Regardless, the data indicate that by being explicit about the epistemic values in science and how to do the science needs to be made explicit to students. Similar to what I have been finding regarding student awareness of their academic skills being developed in their Augustana degree. The data also suggest the importance of giving students the time in class to reflect on what they are doing/learning. As Kimberly Tanner has written in her oft-cited article on student metacognition, just because students are being active in their learning doesn't mean they are actively learning. What this means is that the experience (activity) is only meaningful if students are given the opportunity and prompted to reflect on that experience. Without the reflection, students will not necessarily integrate the learning activity into their existing knowledge structure. Learning is a developmental process that takes time to synthesize our learning with our prior experiences/knowledge. What I find ironic, is that our labs in the sciences are ripe with active learning experiences, but that we so often pack the three hours of a lab with activities that students don't have time to process what they are doing leading to the accusation that science labs are just about following a recipe. This is likely true if students are simply following instructions in their lab manual without taking the time to consider why they are doing things they way they are. I think the prompting to think described in this article is a way of breaking the routine so that students are encouraged to consider what, how, and why they are doing things in the lab.

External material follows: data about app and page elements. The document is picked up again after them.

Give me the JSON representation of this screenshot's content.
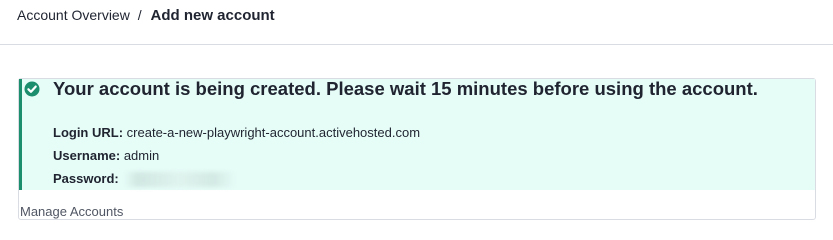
{
  "breadcrumb": {
    "parent": "Account Overview",
    "separator": "/",
    "current": "Add new account"
  },
  "alert": {
    "icon": "check-circle-icon",
    "status_color": "#1c8d6d",
    "background_color": "#e6fcf7",
    "title": "Your account is being created. Please wait 15 minutes before using the account.",
    "login_url_label": "Login URL:",
    "login_url_value": "create-a-new-playwright-account.activehosted.com",
    "username_label": "Username:",
    "username_value": "admin",
    "password_label": "Password:"
  },
  "footer": {
    "manage_accounts_label": "Manage Accounts"
  }
}
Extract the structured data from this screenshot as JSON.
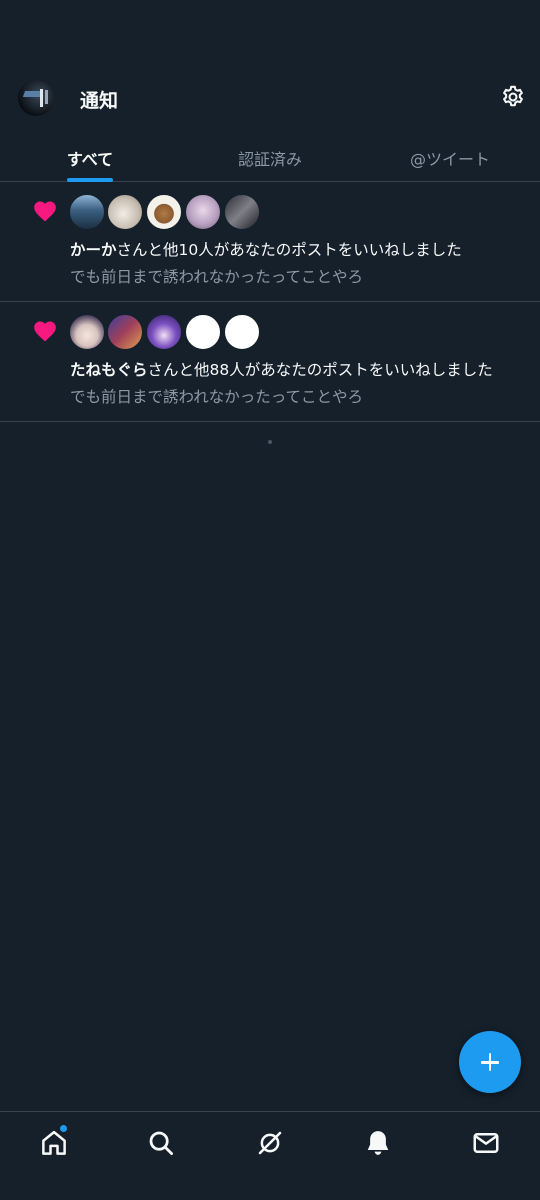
{
  "header": {
    "title": "通知",
    "avatar_icon": "profile-avatar",
    "settings_icon": "gear-icon"
  },
  "tabs": [
    {
      "label": "すべて",
      "active": true
    },
    {
      "label": "認証済み",
      "active": false
    },
    {
      "label": "@ツイート",
      "active": false
    }
  ],
  "notifications": [
    {
      "icon": "heart-icon",
      "bold_name": "かーか",
      "text_rest": "さんと他10人があなたのポストをいいねしました",
      "preview": "でも前日まで誘われなかったってことやろ",
      "avatar_count": 5
    },
    {
      "icon": "heart-icon",
      "bold_name": "たねもぐら",
      "text_rest": "さんと他88人があなたのポストをいいねしました",
      "preview": "でも前日まで誘われなかったってことやろ",
      "avatar_count": 5
    }
  ],
  "fab": {
    "icon": "plus-icon"
  },
  "bottom_nav": [
    {
      "name": "home",
      "icon": "home-icon",
      "badge": true
    },
    {
      "name": "search",
      "icon": "search-icon",
      "badge": false
    },
    {
      "name": "spaces",
      "icon": "spaces-icon",
      "badge": false
    },
    {
      "name": "notifications",
      "icon": "bell-icon",
      "badge": false
    },
    {
      "name": "messages",
      "icon": "mail-icon",
      "badge": false
    }
  ],
  "colors": {
    "background": "#15202b",
    "accent": "#1d9bf0",
    "like": "#f91880",
    "divider": "#38444d",
    "secondary_text": "#8b98a5"
  }
}
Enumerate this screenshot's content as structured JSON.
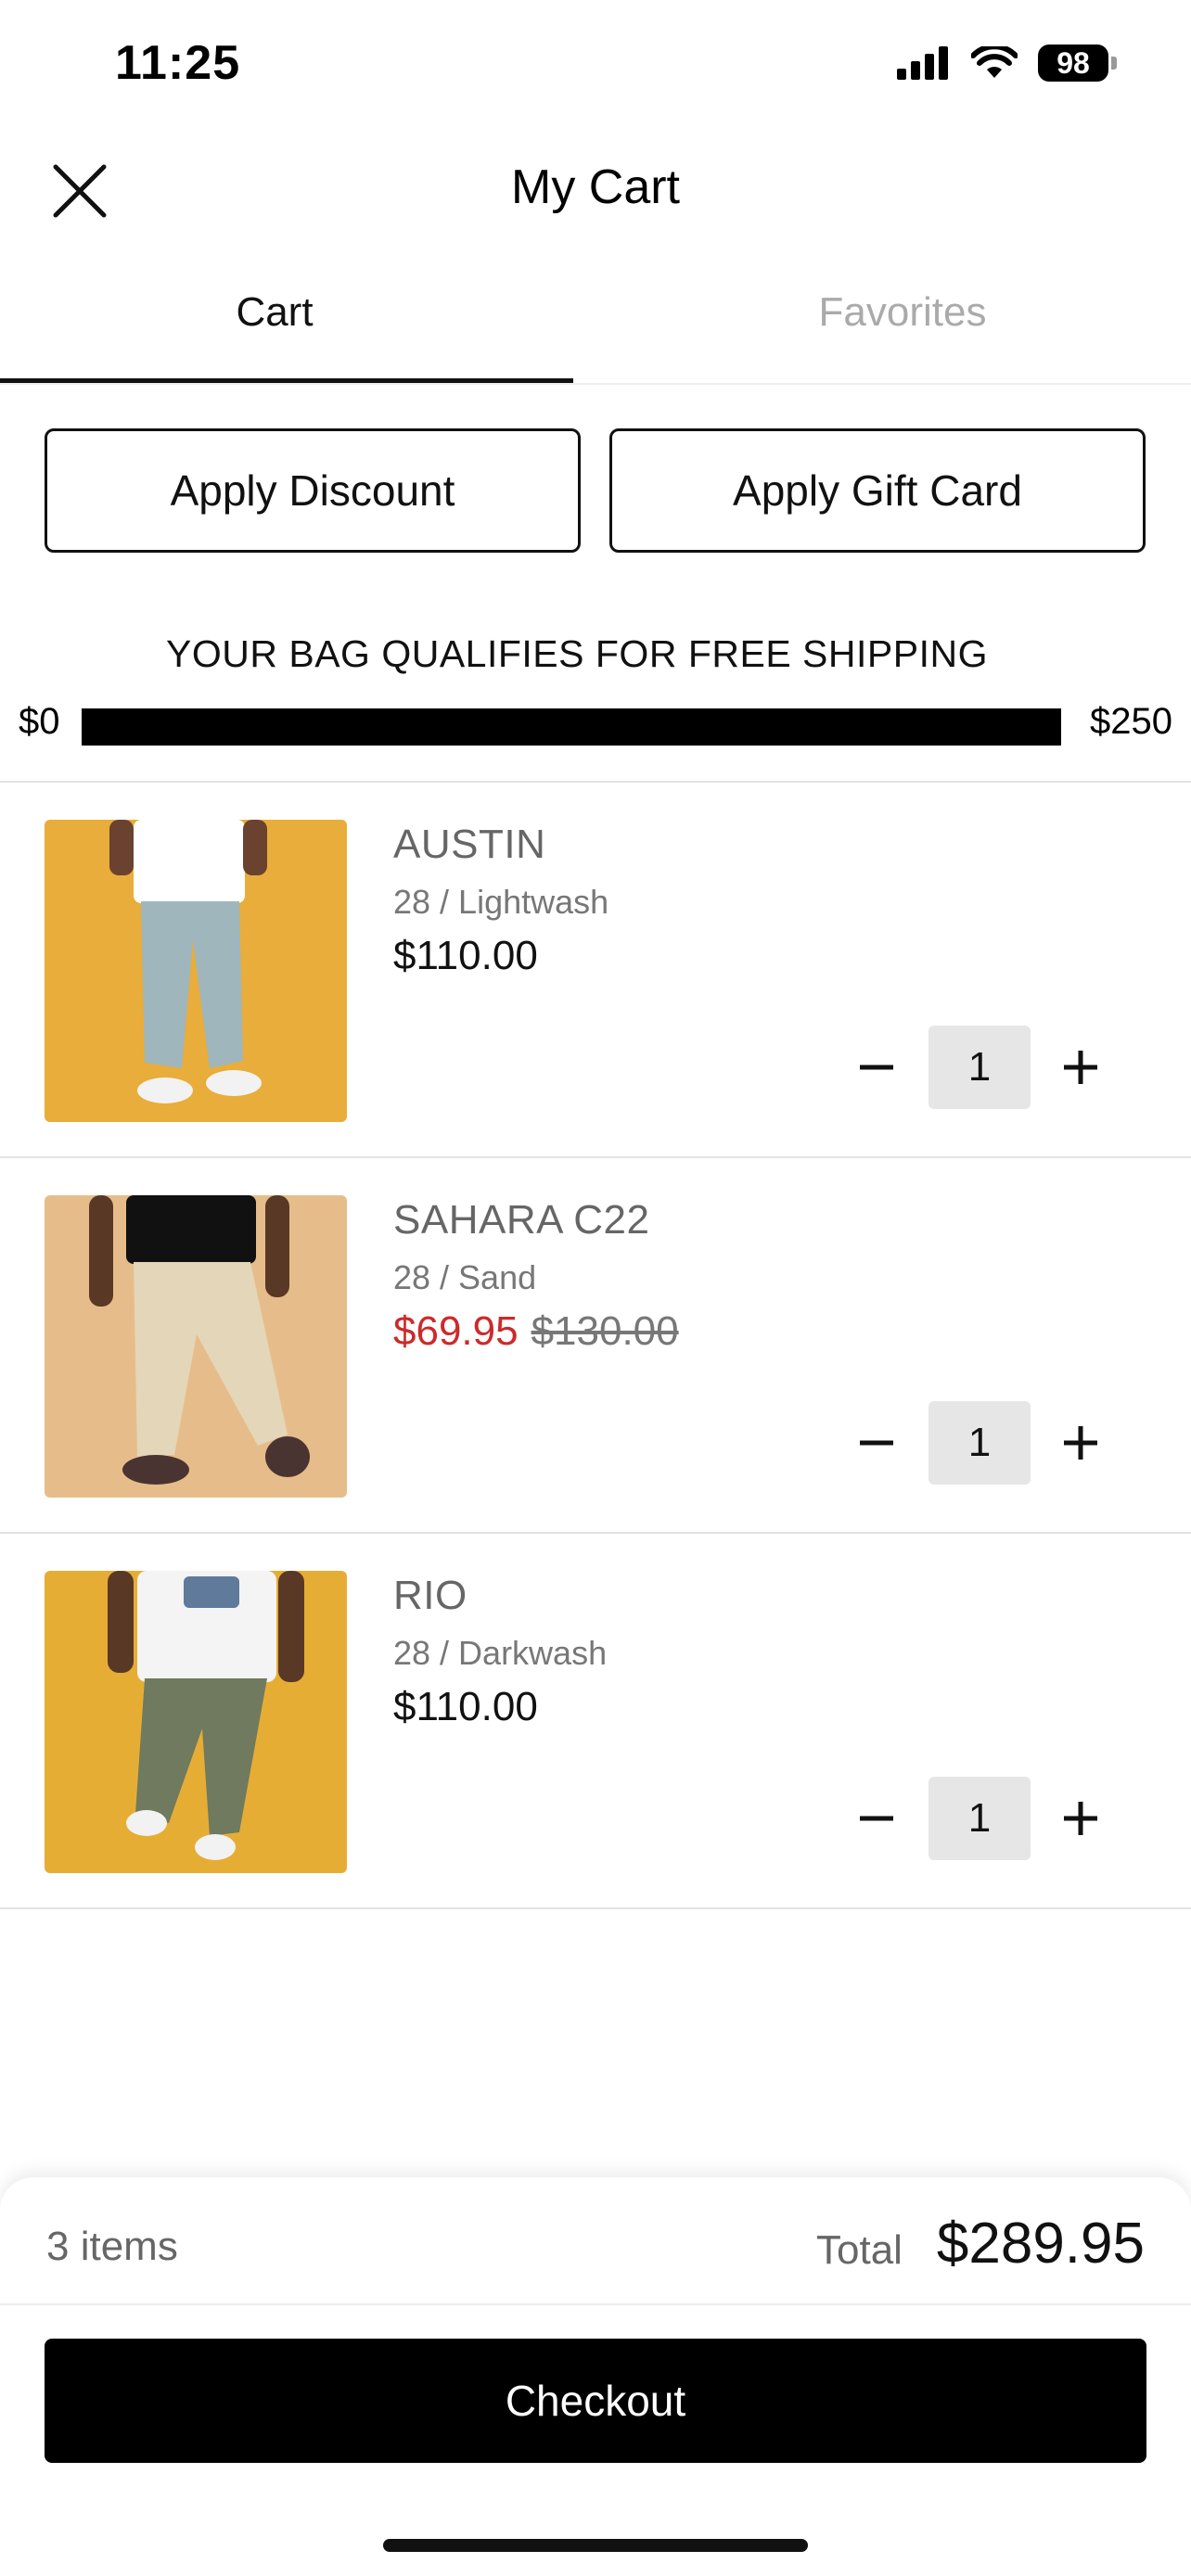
{
  "status_bar": {
    "time": "11:25",
    "battery": "98",
    "icons": [
      "signal-icon",
      "wifi-icon",
      "battery-icon"
    ]
  },
  "header": {
    "title": "My Cart",
    "close_icon": "close-icon"
  },
  "tabs": [
    {
      "label": "Cart",
      "active": true
    },
    {
      "label": "Favorites",
      "active": false
    }
  ],
  "actions": {
    "discount_label": "Apply Discount",
    "gift_card_label": "Apply Gift Card"
  },
  "shipping": {
    "message": "YOUR BAG QUALIFIES FOR FREE SHIPPING",
    "min_label": "$0",
    "max_label": "$250",
    "progress": 1.0
  },
  "items": [
    {
      "name": "AUSTIN",
      "variant": "28 / Lightwash",
      "price": "$110.00",
      "quantity": "1",
      "image_colors": {
        "bg": "#e8ad3a",
        "pants": "#9fb6bd",
        "shirt": "#ffffff"
      }
    },
    {
      "name": "SAHARA C22",
      "variant": "28 / Sand",
      "sale_price": "$69.95",
      "original_price": "$130.00",
      "quantity": "1",
      "image_colors": {
        "bg": "#e6bd8a",
        "pants": "#e4d6b8",
        "shirt": "#111111"
      }
    },
    {
      "name": "RIO",
      "variant": "28 / Darkwash",
      "price": "$110.00",
      "quantity": "1",
      "image_colors": {
        "bg": "#e6ad35",
        "pants": "#6f7a5e",
        "shirt": "#f4f4f4"
      }
    }
  ],
  "summary": {
    "items_count": "3 items",
    "total_label": "Total",
    "total_value": "$289.95"
  },
  "checkout": {
    "label": "Checkout"
  },
  "colors": {
    "sale": "#cc2a2a",
    "primary": "#000000"
  }
}
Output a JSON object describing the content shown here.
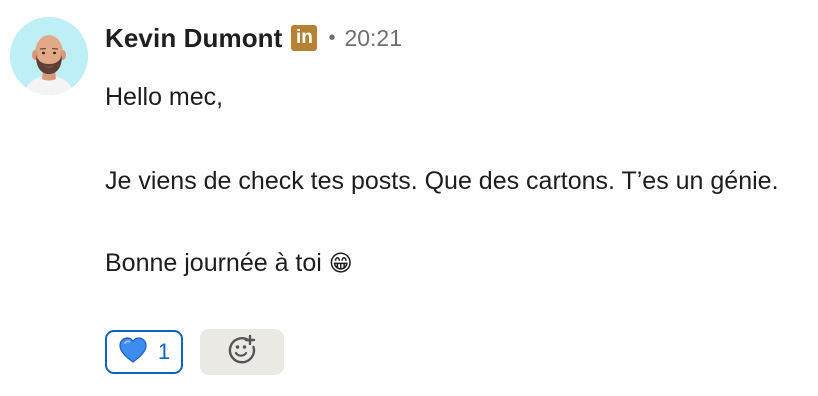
{
  "author": {
    "name": "Kevin Dumont",
    "badge_text": "in",
    "badge_color": "#b48232",
    "separator": "•",
    "time": "20:21",
    "avatar_icon": "profile-photo"
  },
  "message": {
    "lines": [
      "Hello mec,",
      "Je viens de check tes posts. Que des cartons. T’es un génie.",
      "Bonne journée à toi"
    ],
    "end_emoji": "😁"
  },
  "reactions": [
    {
      "emoji": "💙",
      "count": "1",
      "icon": "blue-heart-icon",
      "accent": "#0a66c2"
    }
  ],
  "add_reaction": {
    "icon": "add-reaction-icon"
  }
}
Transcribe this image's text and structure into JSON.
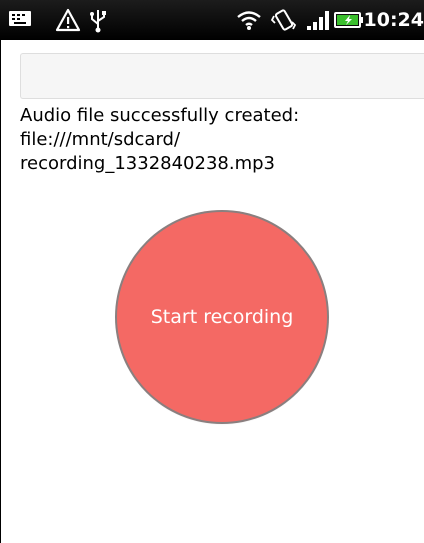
{
  "status_bar": {
    "time": "10:24",
    "icons": [
      "keyboard-icon",
      "warning-icon",
      "usb-icon",
      "wifi-icon",
      "vibrate-icon",
      "signal-icon",
      "battery-charging-icon"
    ]
  },
  "input": {
    "value": "",
    "placeholder": ""
  },
  "message": {
    "line1": "Audio file successfully created:",
    "line2": "file:///mnt/sdcard/",
    "line3": "recording_1332840238.mp3"
  },
  "record_button": {
    "label": "Start recording",
    "color": "#f46964"
  }
}
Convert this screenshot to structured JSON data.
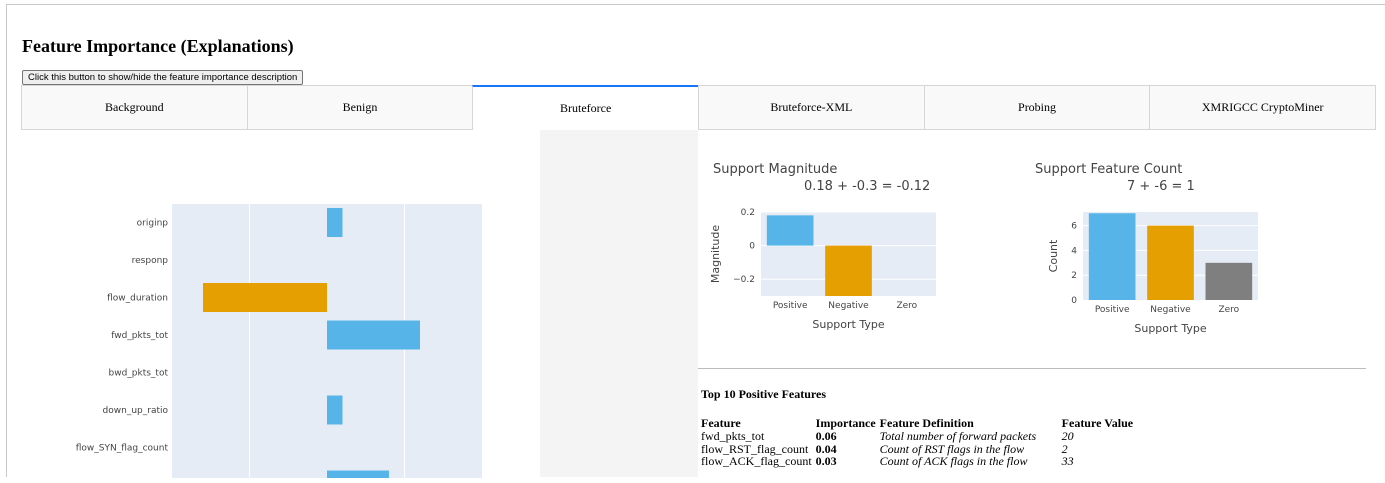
{
  "title": "Feature Importance (Explanations)",
  "toggle_button": "Click this button to show/hide the feature importance description",
  "tabs": [
    {
      "label": "Background",
      "active": false
    },
    {
      "label": "Benign",
      "active": false
    },
    {
      "label": "Bruteforce",
      "active": true
    },
    {
      "label": "Bruteforce-XML",
      "active": false
    },
    {
      "label": "Probing",
      "active": false
    },
    {
      "label": "XMRIGCC CryptoMiner",
      "active": false
    }
  ],
  "colors": {
    "positive": "#56b4e9",
    "negative": "#e69f00",
    "zero": "#7f7f7f",
    "plot_bg": "#e5ecf6",
    "tab_accent": "#1975fa"
  },
  "chart_data": [
    {
      "type": "bar",
      "orientation": "horizontal",
      "categories": [
        "originp",
        "responp",
        "flow_duration",
        "fwd_pkts_tot",
        "bwd_pkts_tot",
        "down_up_ratio",
        "flow_SYN_flag_count",
        ""
      ],
      "values": [
        0.01,
        0,
        -0.08,
        0.06,
        0,
        0.01,
        0,
        0.04
      ],
      "xlim": [
        -0.1,
        0.1
      ],
      "colors": [
        "positive",
        "positive",
        "negative",
        "positive",
        "positive",
        "positive",
        "positive",
        "positive"
      ]
    },
    {
      "type": "bar",
      "title": "Support Magnitude",
      "subtitle": "0.18 + -0.3 = -0.12",
      "xlabel": "Support Type",
      "ylabel": "Magnitude",
      "categories": [
        "Positive",
        "Negative",
        "Zero"
      ],
      "values": [
        0.18,
        -0.3,
        0
      ],
      "yticks": [
        0.2,
        0,
        -0.2
      ],
      "ytick_labels": [
        "0.2",
        "0",
        "−0.2"
      ],
      "ylim": [
        -0.3,
        0.2
      ]
    },
    {
      "type": "bar",
      "title": "Support Feature Count",
      "subtitle": "7 + -6 = 1",
      "xlabel": "Support Type",
      "ylabel": "Count",
      "categories": [
        "Positive",
        "Negative",
        "Zero"
      ],
      "values": [
        7,
        6,
        3
      ],
      "yticks": [
        0,
        2,
        4,
        6
      ],
      "ytick_labels": [
        "0",
        "2",
        "4",
        "6"
      ],
      "ylim": [
        0,
        7.1
      ]
    }
  ],
  "top_features": {
    "title": "Top 10 Positive Features",
    "headers": [
      "Feature",
      "Importance",
      "Feature Definition",
      "Feature Value"
    ],
    "rows": [
      [
        "fwd_pkts_tot",
        "0.06",
        "Total number of forward packets",
        "20"
      ],
      [
        "flow_RST_flag_count",
        "0.04",
        "Count of RST flags in the flow",
        "2"
      ],
      [
        "flow_ACK_flag_count",
        "0.03",
        "Count of ACK flags in the flow",
        "33"
      ]
    ]
  }
}
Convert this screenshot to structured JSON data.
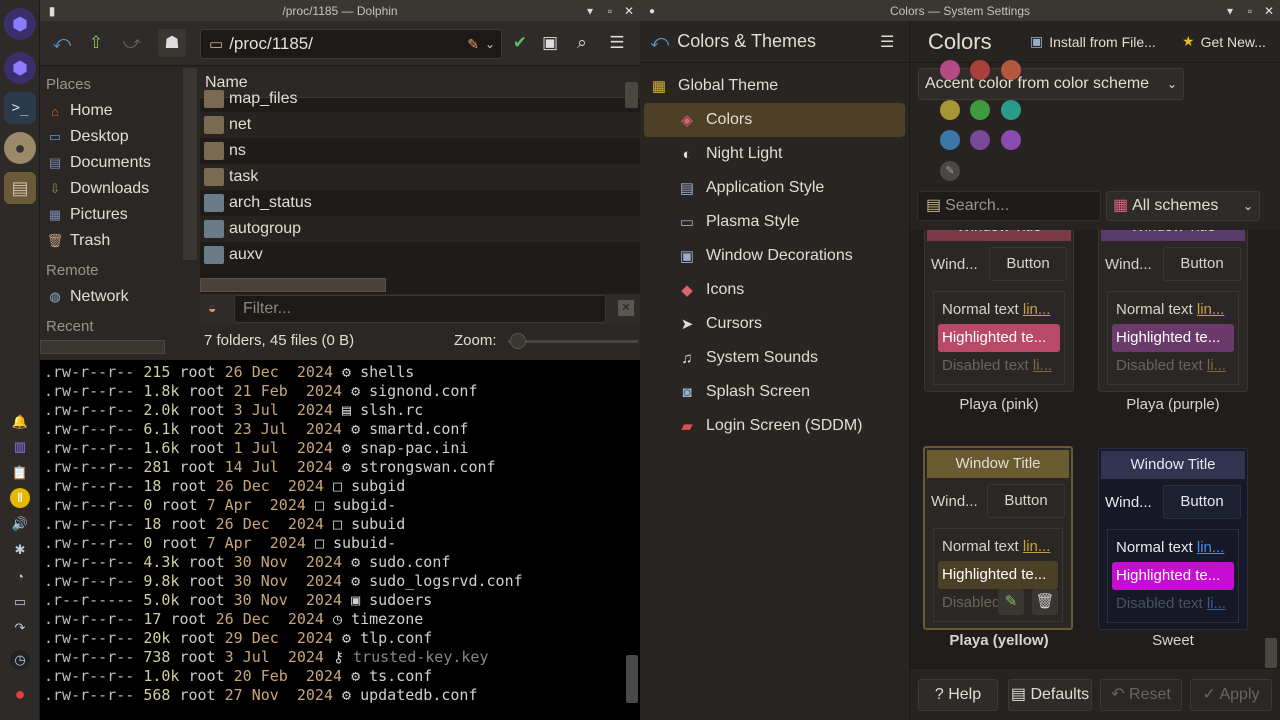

And that should produce a deeper learning experience.
Rodgers, C. (2002). Defining reflection: Another look at John Dewey and reflective thinking. Teachers College Record, 104(4), 842–866.
Fox, E., & Riconscente, M. (2008). Metacognition and self-regulation in James, Piaget, and Vygotsky. Educational Psychology Review, 20(4), 373–389.
Holmes, N., Wieman, C. E., & Bonn, D. (2015). Teaching critical thinking. Proceedings of the National Academy of Sciences, USA, 112(36), 11199–11204.